(What to do):
Repeat each entry below exactly as it stands.

Dataset rows for apps and sites:
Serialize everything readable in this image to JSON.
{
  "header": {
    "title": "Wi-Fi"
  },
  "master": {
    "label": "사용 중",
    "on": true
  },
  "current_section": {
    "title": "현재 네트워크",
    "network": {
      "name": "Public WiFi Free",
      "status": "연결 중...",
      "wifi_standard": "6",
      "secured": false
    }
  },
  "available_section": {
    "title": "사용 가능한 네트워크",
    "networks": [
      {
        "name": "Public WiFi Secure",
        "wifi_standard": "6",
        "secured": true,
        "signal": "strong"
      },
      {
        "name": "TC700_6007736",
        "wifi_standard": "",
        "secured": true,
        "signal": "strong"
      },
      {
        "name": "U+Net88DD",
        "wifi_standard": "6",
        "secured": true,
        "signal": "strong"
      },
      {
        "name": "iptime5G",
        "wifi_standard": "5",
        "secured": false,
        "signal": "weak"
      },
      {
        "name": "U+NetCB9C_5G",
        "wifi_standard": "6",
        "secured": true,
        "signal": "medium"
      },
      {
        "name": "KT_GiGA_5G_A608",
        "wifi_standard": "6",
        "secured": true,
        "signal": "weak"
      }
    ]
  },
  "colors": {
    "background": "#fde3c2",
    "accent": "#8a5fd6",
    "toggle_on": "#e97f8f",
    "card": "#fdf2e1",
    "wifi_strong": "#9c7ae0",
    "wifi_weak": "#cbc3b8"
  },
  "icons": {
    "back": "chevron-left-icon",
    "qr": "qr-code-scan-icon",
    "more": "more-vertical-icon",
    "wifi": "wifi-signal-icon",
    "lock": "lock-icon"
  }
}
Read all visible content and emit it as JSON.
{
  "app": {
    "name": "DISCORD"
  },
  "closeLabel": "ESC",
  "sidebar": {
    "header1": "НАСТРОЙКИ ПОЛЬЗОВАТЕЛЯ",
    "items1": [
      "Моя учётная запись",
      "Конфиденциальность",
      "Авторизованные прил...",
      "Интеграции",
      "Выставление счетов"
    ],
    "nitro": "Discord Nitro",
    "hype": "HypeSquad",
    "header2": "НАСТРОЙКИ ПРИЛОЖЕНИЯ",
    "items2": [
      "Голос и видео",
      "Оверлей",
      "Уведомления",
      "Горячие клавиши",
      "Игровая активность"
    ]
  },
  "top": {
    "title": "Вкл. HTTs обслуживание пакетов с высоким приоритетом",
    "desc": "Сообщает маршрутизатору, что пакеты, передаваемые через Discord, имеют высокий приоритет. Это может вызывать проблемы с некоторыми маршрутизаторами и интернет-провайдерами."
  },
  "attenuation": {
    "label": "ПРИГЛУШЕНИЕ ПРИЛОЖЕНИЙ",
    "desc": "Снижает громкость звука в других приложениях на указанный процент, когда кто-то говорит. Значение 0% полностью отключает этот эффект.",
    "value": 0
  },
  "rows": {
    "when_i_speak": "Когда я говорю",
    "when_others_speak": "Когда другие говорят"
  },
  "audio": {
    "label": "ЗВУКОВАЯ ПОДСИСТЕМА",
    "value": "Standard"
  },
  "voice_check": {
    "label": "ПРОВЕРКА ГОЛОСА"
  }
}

(Answer space):
Serialize everything readable in this image to JSON.
{
  "header": {
    "title": "Wi-Fi"
  },
  "master": {
    "label": "사용 중",
    "on": true
  },
  "current_section": {
    "title": "현재 네트워크",
    "network": {
      "name": "Public WiFi Free",
      "status": "연결 중...",
      "wifi_standard": "6",
      "secured": false
    }
  },
  "available_section": {
    "title": "사용 가능한 네트워크",
    "networks": [
      {
        "name": "Public WiFi Secure",
        "wifi_standard": "6",
        "secured": true,
        "signal": "strong"
      },
      {
        "name": "TC700_6007736",
        "wifi_standard": "",
        "secured": true,
        "signal": "strong"
      },
      {
        "name": "U+Net88DD",
        "wifi_standard": "6",
        "secured": true,
        "signal": "strong"
      },
      {
        "name": "iptime5G",
        "wifi_standard": "5",
        "secured": false,
        "signal": "weak"
      },
      {
        "name": "U+NetCB9C_5G",
        "wifi_standard": "6",
        "secured": true,
        "signal": "medium"
      },
      {
        "name": "KT_GiGA_5G_A608",
        "wifi_standard": "6",
        "secured": true,
        "signal": "weak"
      }
    ]
  },
  "colors": {
    "background": "#fde3c2",
    "accent": "#8a5fd6",
    "toggle_on": "#e97f8f",
    "card": "#fdf2e1",
    "wifi_strong": "#9c7ae0",
    "wifi_weak": "#cbc3b8"
  },
  "icons": {
    "back": "chevron-left-icon",
    "qr": "qr-code-scan-icon",
    "more": "more-vertical-icon",
    "wifi": "wifi-signal-icon",
    "lock": "lock-icon"
  }
}
Read all visible content and emit it as JSON.
{
  "app": {
    "name": "DISCORD"
  },
  "closeLabel": "ESC",
  "sidebar": {
    "header1": "НАСТРОЙКИ ПОЛЬЗОВАТЕЛЯ",
    "items1": [
      "Моя учётная запись",
      "Конфиденциальность",
      "Авторизованные прил...",
      "Интеграции",
      "Выставление счетов"
    ],
    "nitro": "Discord Nitro",
    "hype": "HypeSquad",
    "header2": "НАСТРОЙКИ ПРИЛОЖЕНИЯ",
    "items2": [
      "Голос и видео",
      "Оверлей",
      "Уведомления",
      "Горячие клавиши",
      "Игровая активность"
    ]
  },
  "top": {
    "title": "Вкл. HTTs обслуживание пакетов с высоким приоритетом",
    "desc": "Сообщает маршрутизатору, что пакеты, передаваемые через Discord, имеют высокий приоритет. Это может вызывать проблемы с некоторыми маршрутизаторами и интернет-провайдерами."
  },
  "attenuation": {
    "label": "ПРИГЛУШЕНИЕ ПРИЛОЖЕНИЙ",
    "desc": "Снижает громкость звука в других приложениях на указанный процент, когда кто-то говорит. Значение 0% полностью отключает этот эффект.",
    "value": 0
  },
  "rows": {
    "when_i_speak": "Когда я говорю",
    "when_others_speak": "Когда другие говорят"
  },
  "audio": {
    "label": "ЗВУКОВАЯ ПОДСИСТЕМА",
    "value": "Standard"
  },
  "voice_check": {
    "label": "ПРОВЕРКА ГОЛОСА"
  }
}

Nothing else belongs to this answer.